The stage set-ups tell the story of this micro-festival curated by Mogwai, the centrepiece of their All Tomorrow’s Parties season at the Roundhouse. A menacing line of speaker stacks pushes Lightning Bolt right to the edge; the duo have just a slim envelope of space in which to slot themselves, a neat visual metaphor for the deliberate constrictions they place on themselves musically. Brian Chippendale plays drums and occasionally screeches into a microphone attached to a clown mask; Brian Gibson plays bass. What emerges is a pulverising avalanche of noise. Gibson feeds his bass through a palette of pedals that transform his blues chords and rippling arpeggios into screams of catastrophe, while Chippendale pounds the drums as though trying to demolish skyscrapers: a combined roar that shifts in tone and pace with a subtlety that is surprisingly organic.
Tortoise, by contrast, clutter the whole stage with instruments, but bring a pleasing order through symmetry: a glockenspiel on one side mirrored by a vibraphone on the other; two drum kits facing off, centre-front. Syncopating influences from jazz and funk to grime, doubled-up drum lines sometimes support each other, sometimes compete. The complications of these rhythms might make Tortoise sound cerebral, but they’re not immune to sounds that bring levity: a cheesy disco synth riff or the strut of spaghetti westerns. In Glass Museum, that lightness becomes light, John Herndon making the vibraphone gleam while Jeff Parker’s aqueous guitar shimmers radiantly.
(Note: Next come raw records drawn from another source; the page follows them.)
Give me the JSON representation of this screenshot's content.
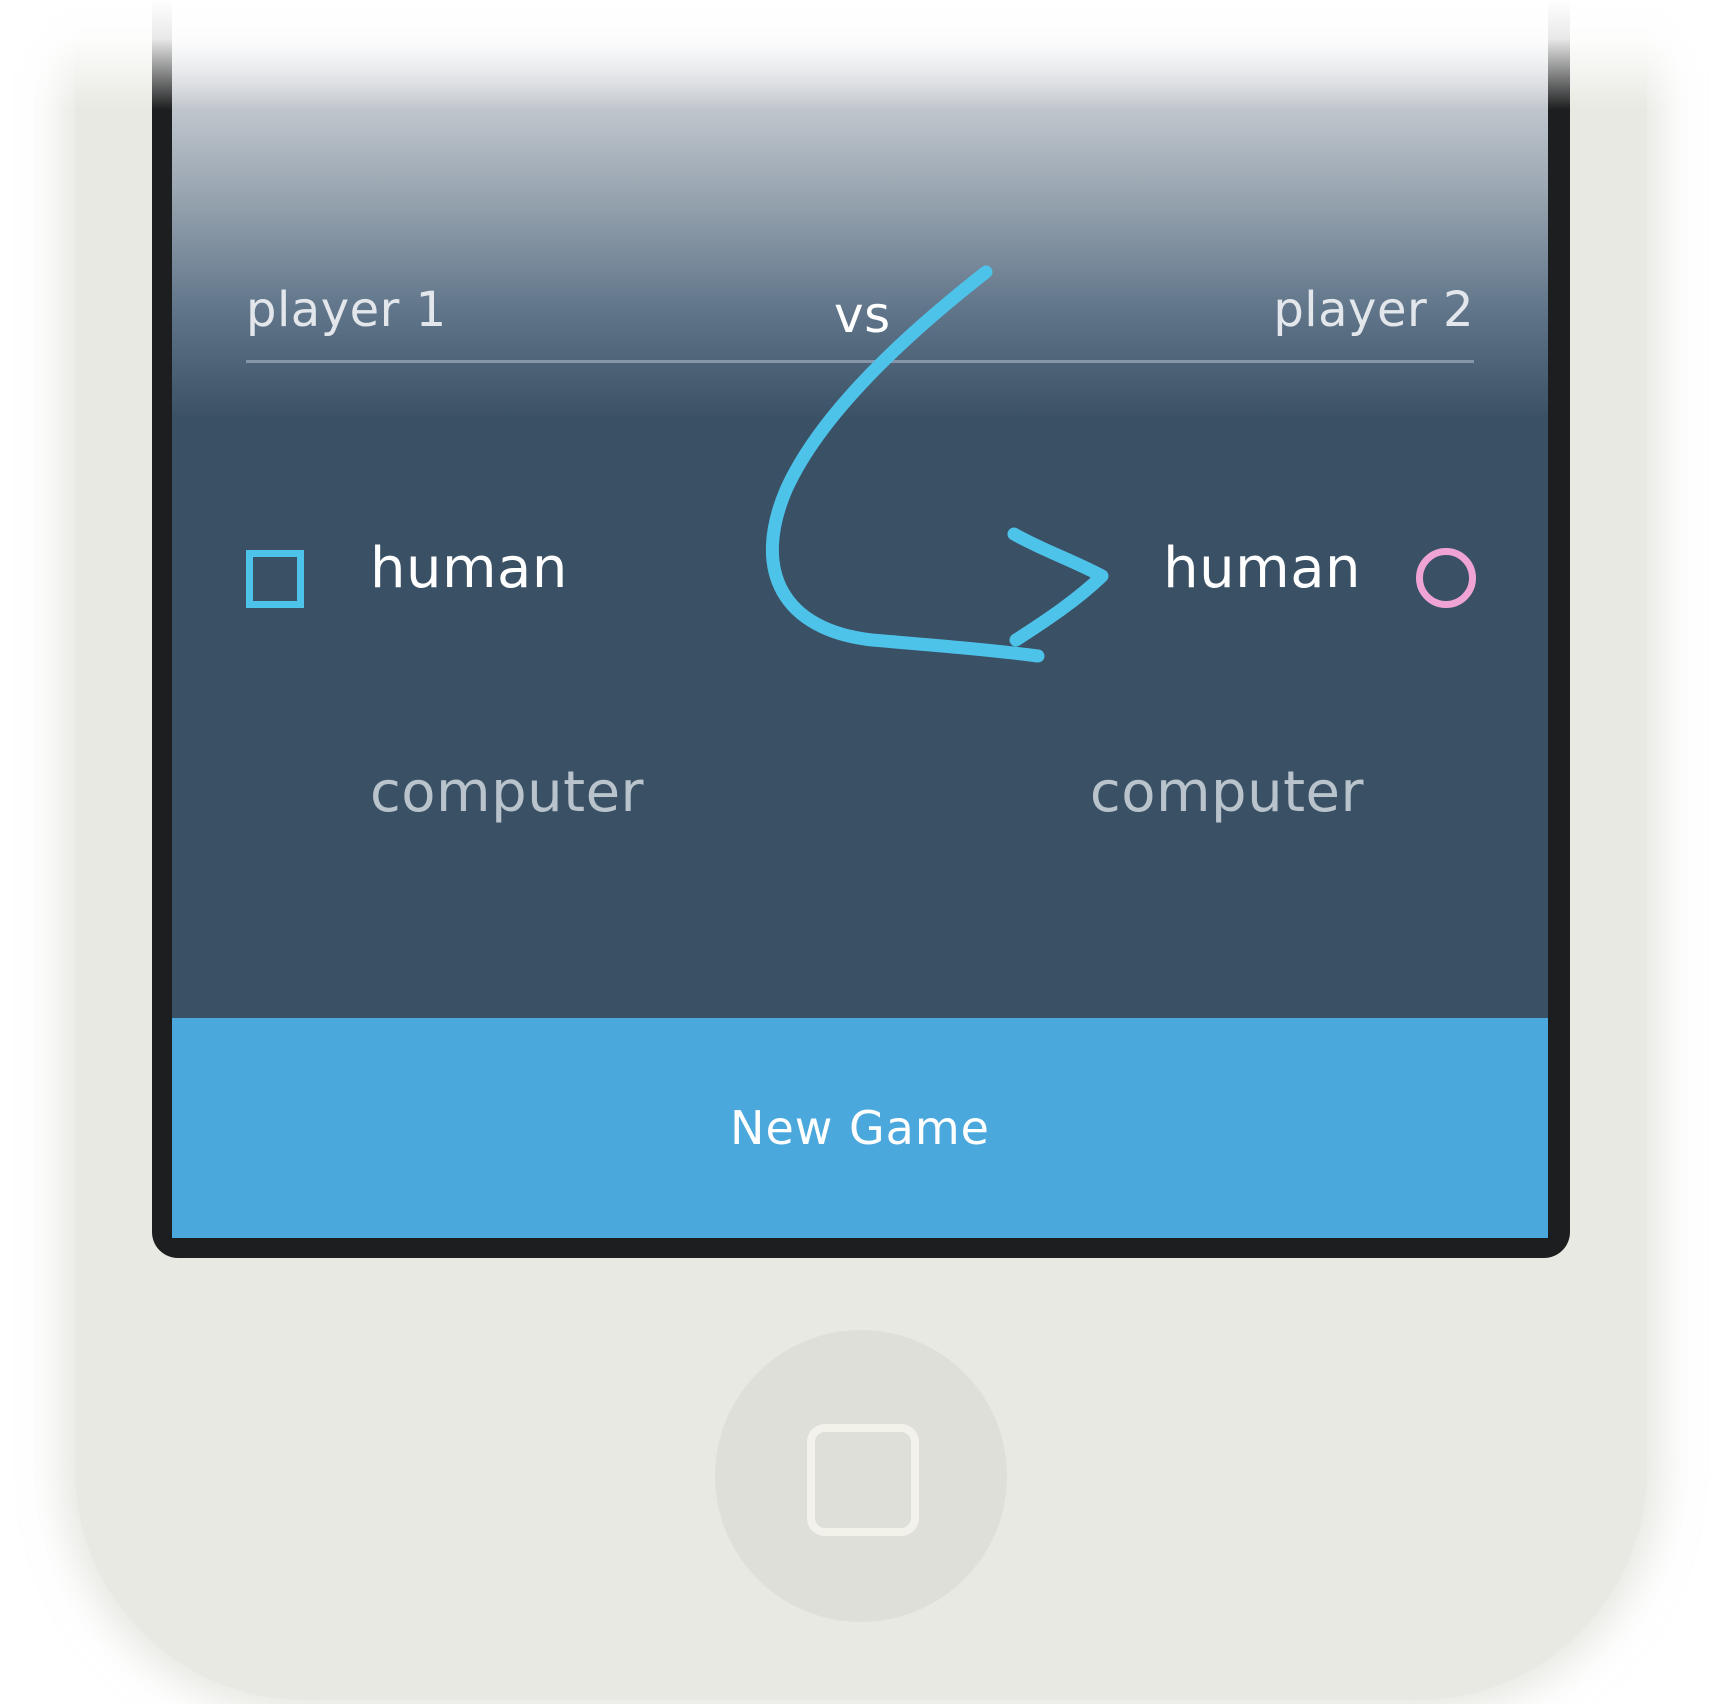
{
  "header": {
    "player1_label": "player 1",
    "vs_label": "vs",
    "player2_label": "player 2"
  },
  "player1": {
    "options": [
      {
        "label": "human",
        "selected": true
      },
      {
        "label": "computer",
        "selected": false
      }
    ],
    "marker_icon": "square-icon",
    "marker_color": "#4ec3ea"
  },
  "player2": {
    "options": [
      {
        "label": "human",
        "selected": true
      },
      {
        "label": "computer",
        "selected": false
      }
    ],
    "marker_icon": "circle-icon",
    "marker_color": "#f0a4d6"
  },
  "annotation": {
    "icon": "curved-arrow-icon",
    "color": "#4ec3ea"
  },
  "action": {
    "new_game_label": "New Game",
    "color": "#4aa8dd"
  },
  "device": {
    "home_button_icon": "home-button-icon"
  }
}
All this is stripped away for GZA: a platform for the DJ is the only furniture obstructing the rapper, and even that sometimes is too much for him. Frequently he instructs the music to stop so he can “stress this rhyme”, enunciating verses from All in Together Now and Animal Planet with absolute deliberation so that every linguistic nuance and pop-culture reference can be caught. That intricacy and attack, combined with the percussive quality of his voice, put GZA in a sound world related to Lightning Bolt and Tortoise, but many of Mogwai’s fans aren’t as open-minded as the band themselves, drifting to the exit rather than paying attention. Admittedly, the flurries of improvisation and repeated call-and-response of Wu and Tang are not so inspired. But when GZA ends with Big Bang Rap, a run-through of our expanding universe since the dawn of time transformed into a metaphor for contemporary hip-hop, you wonder if there’s anyone to match him.